I know the world is big, but it hadn't occurred to me until recently that it's big enough to contain millipede enthusiasts.
Where they meet, and what activities they indulge in when they do, I do not know; but what I do know is that they're seriously upset.
It's the fault of Buglife, the Invertebrate Conservation Trust charity based in Cambridge, England. Buglife does all sorts of things to raise awareness of the plight of animals without backbones, and one of the things they've done is to give English names to some animals previously known (to humans, at least) only by their scientific names.
But what has Buglife done? It's gone and named a flat backed millipede, Polyzonium germanicum, in fact, one of only three millipedes in England with its own biodiversity action plan, the Boring Millipede.
Boring? But nothing could be further from the truth when it comes to flat backed millipedes. I mean, some species of flat backed millipedes, when annoyed, give off raw cyanide: it is said that if you put a flat backed millipede in a jar with other bugs, within an hour all the others will be dead.
Boring? Good grief, Agatha Christie made a fortune from plots more likely than that.
All right, it may be true that the Boring Millipede does, well, bore its way into...well, whatever it is that millipedes like to bore into.
But to call it a Boring Millipede is a foul slander, and those millipede enthusiasts, in whichever phone box they happen to be holding their convention, really do have my sincerest sympathy.
Mind you, they want to call the poor thing the Pinhead Millipede.
And, quite frankly, with friends like those...

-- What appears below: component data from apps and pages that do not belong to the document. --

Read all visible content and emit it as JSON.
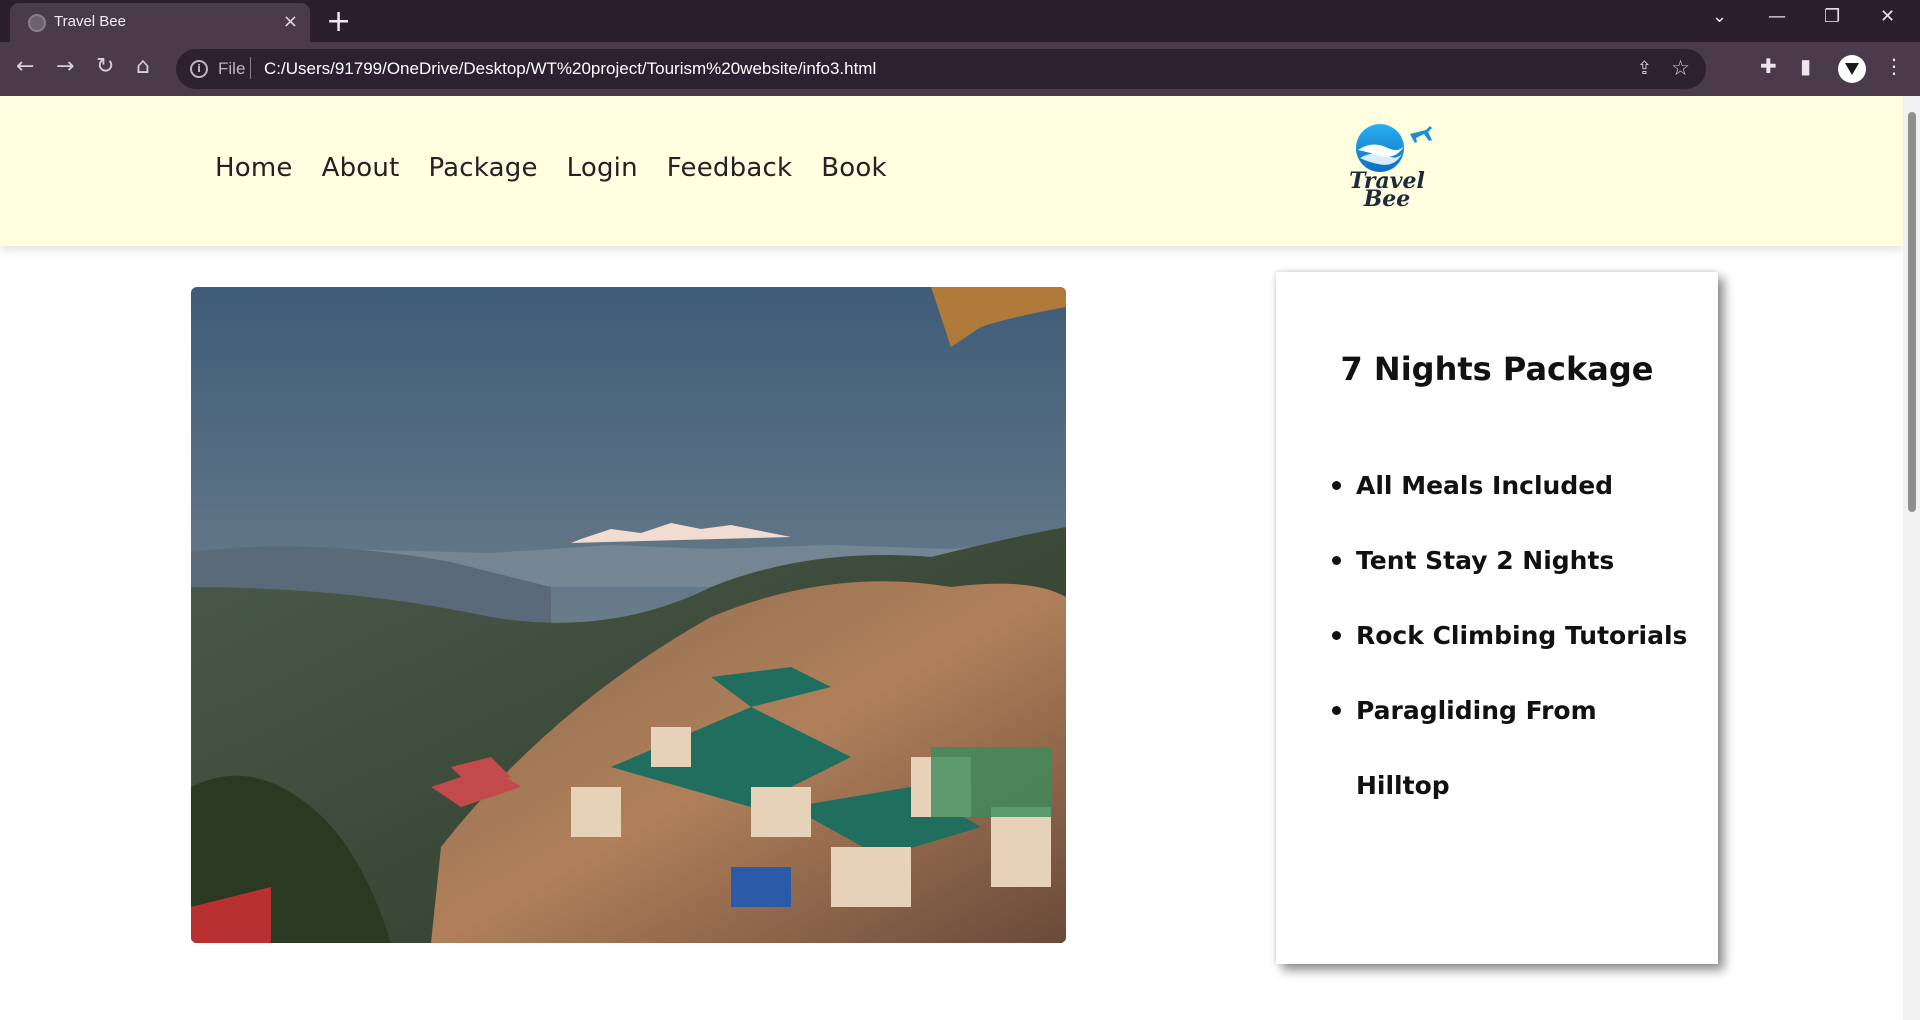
{
  "browser": {
    "tab_title": "Travel Bee",
    "tab_close": "×",
    "new_tab": "+",
    "address_scheme": "File",
    "address_url": "C:/Users/91799/OneDrive/Desktop/WT%20project/Tourism%20website/info3.html"
  },
  "nav": {
    "items": [
      "Home",
      "About",
      "Package",
      "Login",
      "Feedback",
      "Book"
    ]
  },
  "logo": {
    "line1": "Travel",
    "line2": "Bee"
  },
  "package": {
    "title": "7 Nights Package",
    "features": [
      "All Meals Included",
      "Tent Stay 2 Nights",
      "Rock Climbing Tutorials",
      "Paragliding From Hilltop"
    ]
  },
  "colors": {
    "header_bg": "#fffee1",
    "browser_frame": "#2b1e2e",
    "browser_toolbar": "#4a3a4c"
  }
}
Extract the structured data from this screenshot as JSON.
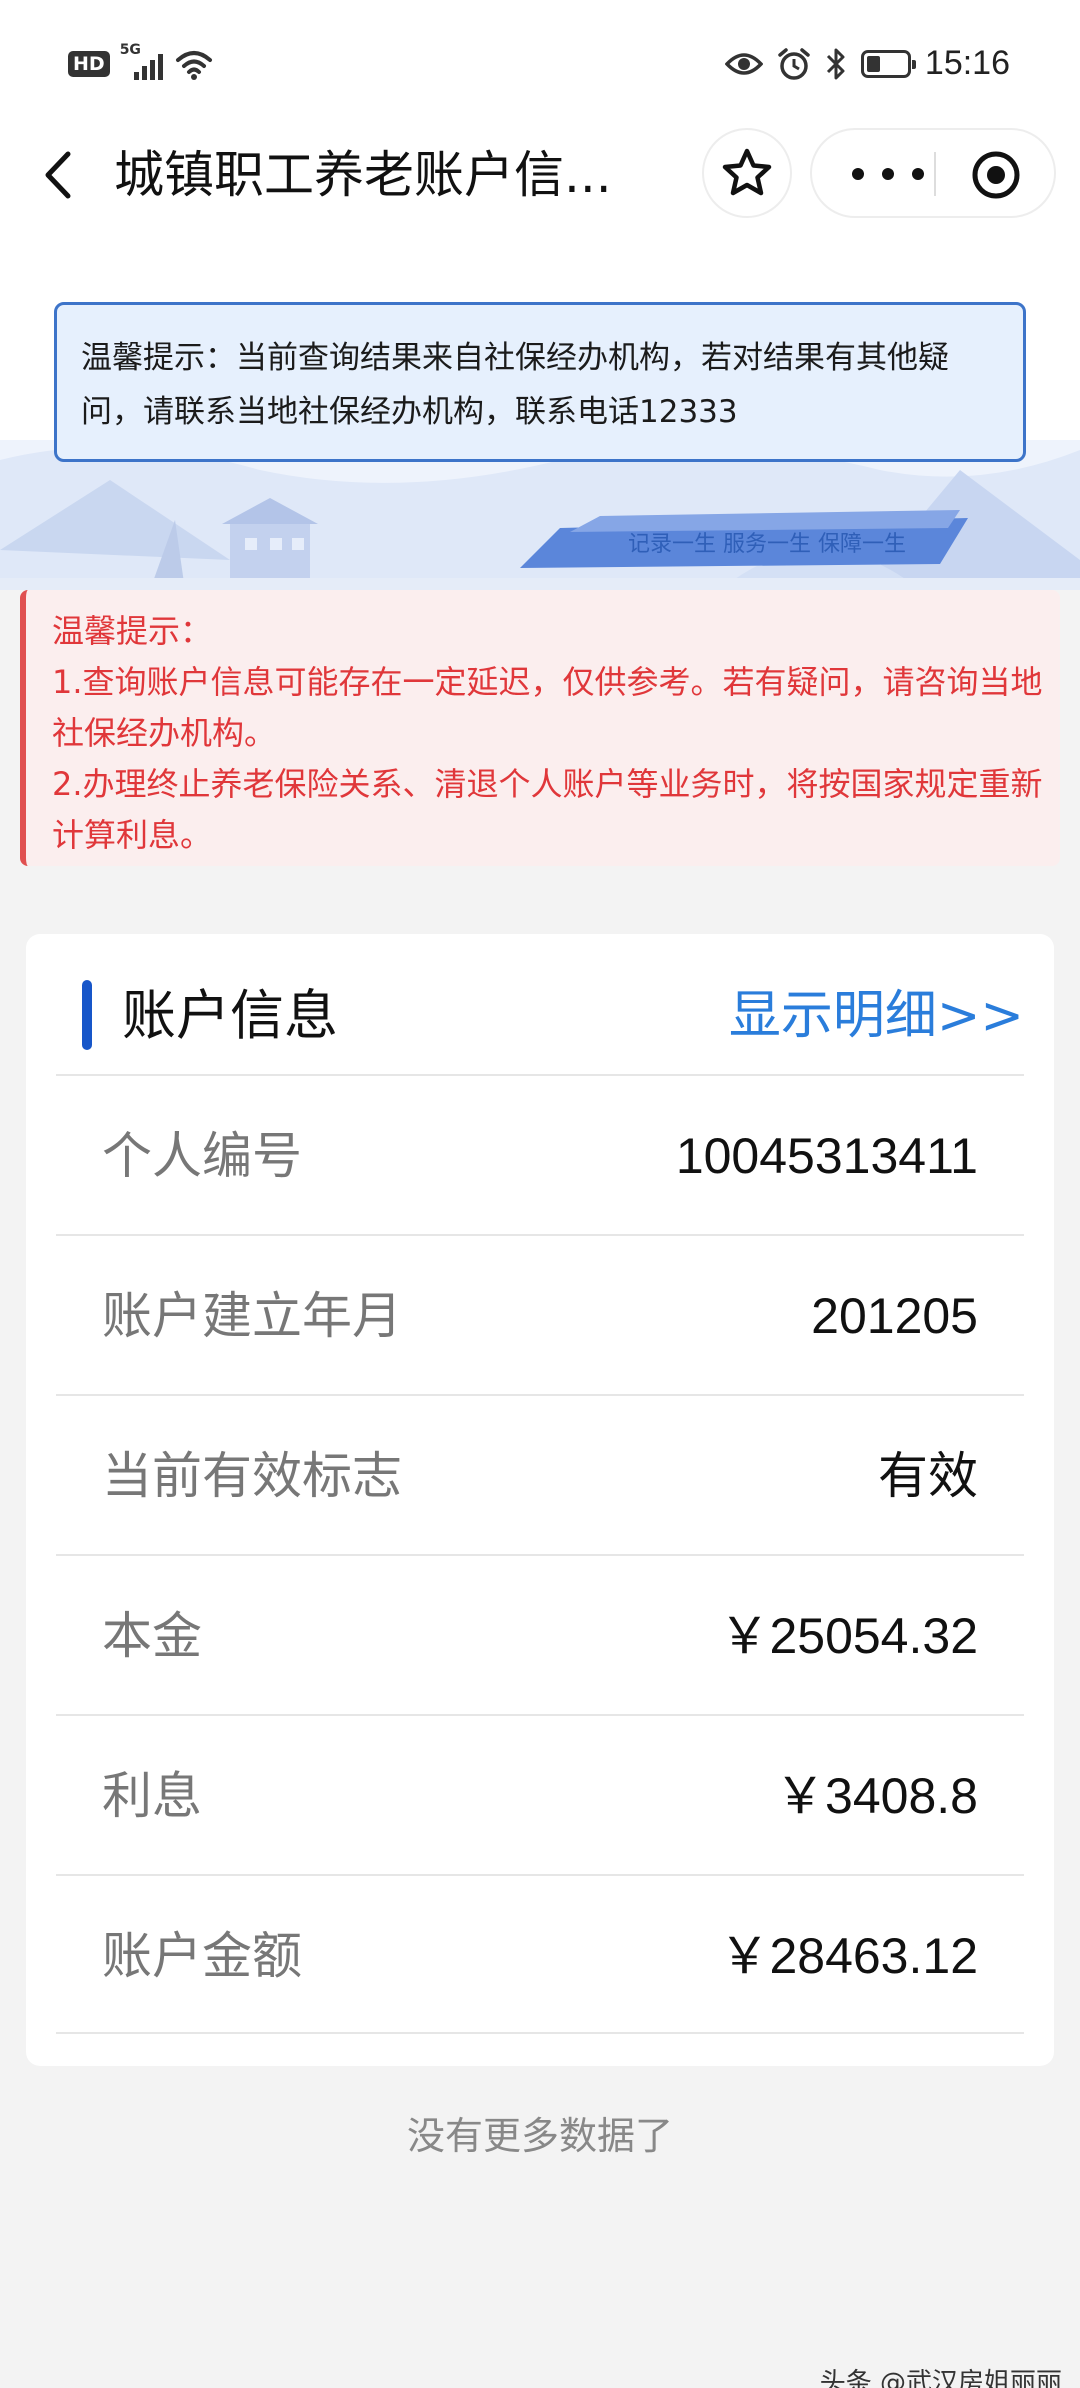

Word To Use Today But Not About Millipedes: boring. This word comes from the Old English borian and is probably something to do with the Greek pharos, ploughing, and phárynx, meaning throat.